“Historically, soups have been the staple of inns and roadhouses where people arrive tired and hungry,” says Galena Lodge proprietor Don Shepler. “It’s easy to eat, warms you up and nourishes you.”
ROASTED TOMATO SOUP
Nine years ago, long before Bellevue was considered a spot for foodies, Brian and Sue Ahern established the to-die-for Full Moon Steak House. They offer great salads and soups to tide you over until your steak is cooked to perfection. The Aherns provided us with this recipe to try at home.
This can also be made ahead and will keep in the fridge for up to 4 days.
4 ounces fresh basil leaves, stems removed
1 clove garlic, peeled
1 small shallot, peeled
1 tablespoon Dijon mustard
2 egg yolks
1 tablespoon fresh lemon juice
12 ounces olive oil
Salt and pepper to taste
In a food processor, combine everything but the oil and salt and pepper. Process until totally smooth. Add oil with the motor running in a slow steady stream until aioli becomes thick and creamy. Season with salt and pepper.
These really should be started the day before, or the morning of, because the polenta needs to cool before it can be made into croutons.
1 cup of stone ground polenta
3 cups of water
1 teaspoon salt
1/2 cup Parmesan cheese, grated
2 tablespoons extra virgin olive oil
Put water in a small soup pot with salt and bring to a rolling boil. Add polenta gradually in a steady stream, whisking constantly. Reduce heat to a simmer and continue to whisk until the polenta becomes thick. Trade the whisk in for a wooden spoon and continue to cook over low heat until the polenta comes away from the sides of the pan (about 30 minutes). Stir in the cheese and transfer mixture into a 9x9 glass pan that has been sprayed with nonstick pan spray. Cover with plastic wrap pressed firmly to the surface and refrigerate until cool.
Turn the pan upside down on a cutting board and give it a thump. It should fall right out. Cut the polenta into 1/2 inch cubes and toss in a bowl with the olive oil and a little salt and pepper.
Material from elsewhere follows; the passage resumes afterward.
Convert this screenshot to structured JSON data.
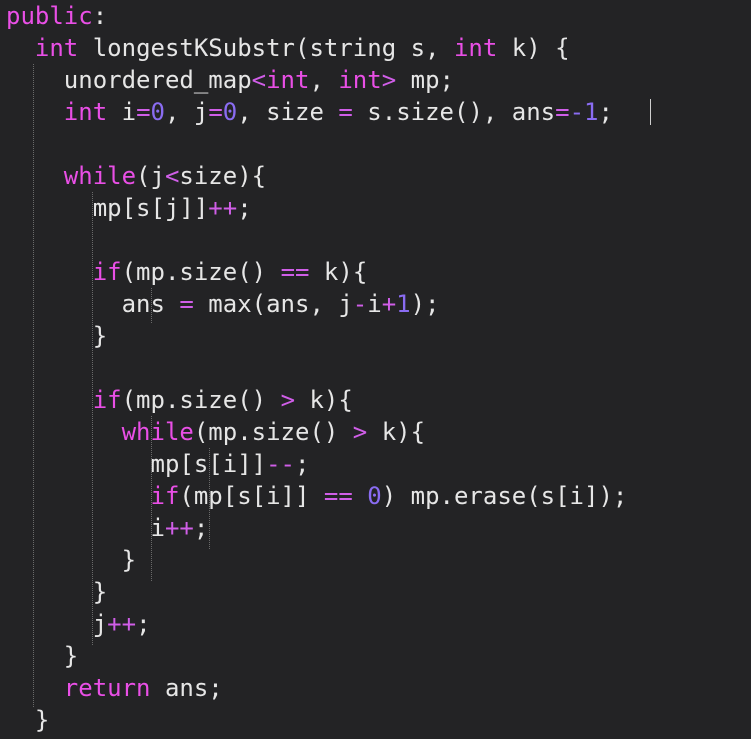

Transfer onto a cookie sheet and bake at 400 degrees for about 10 to 15 minutes, until golden around the edges.
2 cups yellow onions,
1 cup carrots, peeled, medium dice
1 cup celery, medium dice
8 cloves peeled garlic
16 Roma tomatoes, ends trimmed off and cut in half
4 ounces extra virgin olive oil
8 cups chicken stock
2 bay leaves
1/4 cup tomato paste
Salt and pepper to taste
• Toss all the vegetables and olive oil in a large bowl and sprinkle with a teaspoon or so of salt and pepper. Place in a roasting pan and roast in a 425 degree oven for about 1 1/2 hours, or until all the veggies are nice and dark (not burned, but caramelized), stirring every so often.
• Add 2 cups of the stock to the pan while it is still in the oven and give it a couple of good stirs and scrapes; you want all the flavor and little bits off the bottom of the pan.
• Transfer the contents of the pan into a large soup/stock pot and add remaining ingredients. Bring to a medium simmer for about 20 minutes.
• Allow soup to cool and process in a food processor or blender using a slotted spoon or strainer to transfer the solids, then adding liquid gradually. Puree until very silky smooth.
• Ladle soup into serving bowls, float a nice tablespoon of basil aioli and a few polenta croutons.
Full Moon Steak House
118 S. Main St., Bellevue